He doesn’t have his tongue in his pocket. When he has something to say or a message to pass, Andy Murray rarely hesitates. The Scotsman has proven this time and time again in the past, especially when he has consistently supported women’s tennis. And he did not deviate from his principles when he was interviewed Tuesday by his own mother Judy as part of Sky Sports’ “Driving Force” documentary series. The former world number 1 spoke about the delicate arrangement of the 2021 calendar in the midst of the coronavirus pandemic. For him, the imminent arrival of a vaccine is the best news for the stability of the short-term circuit.

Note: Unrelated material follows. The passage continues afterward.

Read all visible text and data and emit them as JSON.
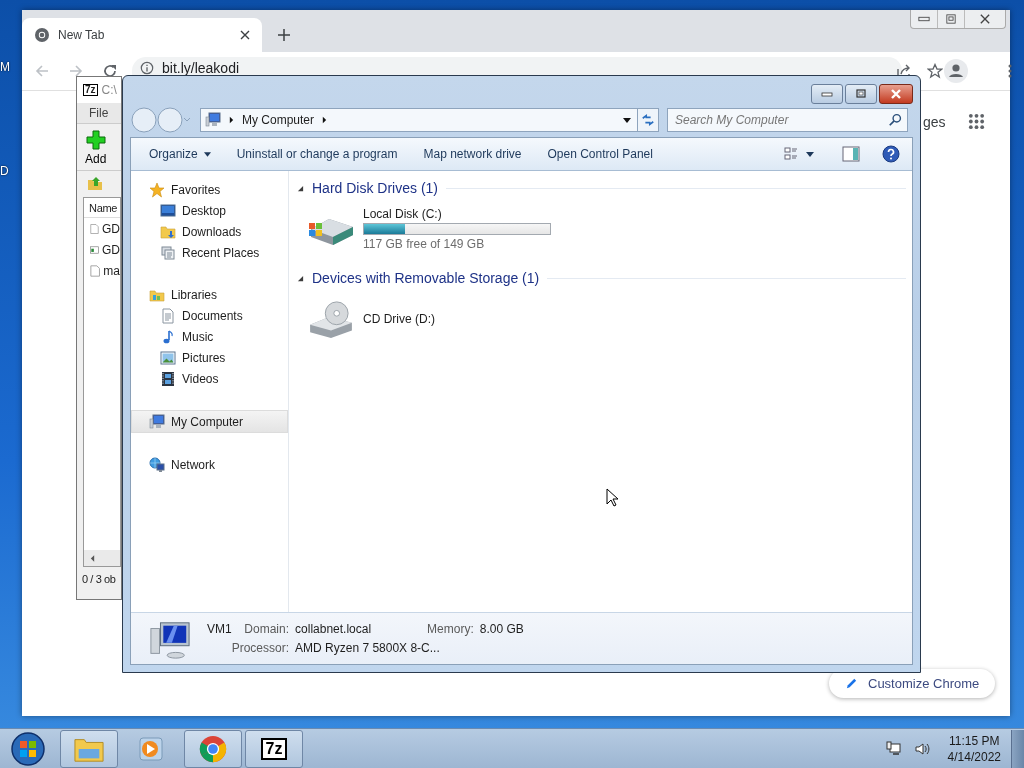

But the Scotsman went further. When asked if it was possible to impose vaccination on players, he answered in the affirmative. “I think it probably should be. I would like all players to agree for the sake of the sport, obviously admitting that this vaccination is safe enough, that the clinical trials have been done well and that there are no significant side effects“, he said. If the argument seems implacable scientific logic, it is in part opposed to that developed a few months ago by Novak Djokovic.
The Serbian then defended being against the principle of vaccination, but said he was not comfortable with the fact that he was forced to inject a substance into his body. He thus defended the principle of free will. “It would be difficult to set up (the vaccination obligation, Editor’s note), but I also read that Novak had said a few weeks after his first statements that if he had to do it to play, he would do it.“, noted Murray again.
Vaccination represents a real hope for collective immunity on the horizon of next spring or summer. Until then, many tournaments will have to be held with the coronavirus sword of Damocles overhead. This is particularly the case of the Australian Open which seems to be heading, at best, towards a postponement of one or two weeks. If this scenario is confirmed, Murray has confirmed that he will travel to the Antipodes as soon as possible (around the beginning of January) to line up in Melbourne afterwards.
Amelie Mauresmo chats to Andy Murray
Credit: Getty Images
When she was training me, Mauresmo was judged very hard, just because she was a woman
In this interview, the Scotsman also took the opportunity to reaffirm his commitment to women’s tennis. He notably returned to his two-year collaboration with Amélie Mauresmo. A daring choice of coach who had made a lot of talk at the time, and not in the best terms. “When people found out that I was seriously considering hiring a woman, I started getting messages from other players, or their coaches, that said they couldn’t believe I was playing this game with them. media, that I should announce that I was going to work with a dog while doing so. “
Murray spoke out against the injustice of the criticisms suffered by the Frenchwoman at the time, while thanks to his work with her, he had returned to a very high level after back problems in particular. He thus regretted not having won a Grand Slam under his leadership. “When I lost matches before signing him, no one had ever questioned my coach. In tennis, it is usually the player who comes under fire. I think she was judged very harshly by a lot of people just because she was a woman. “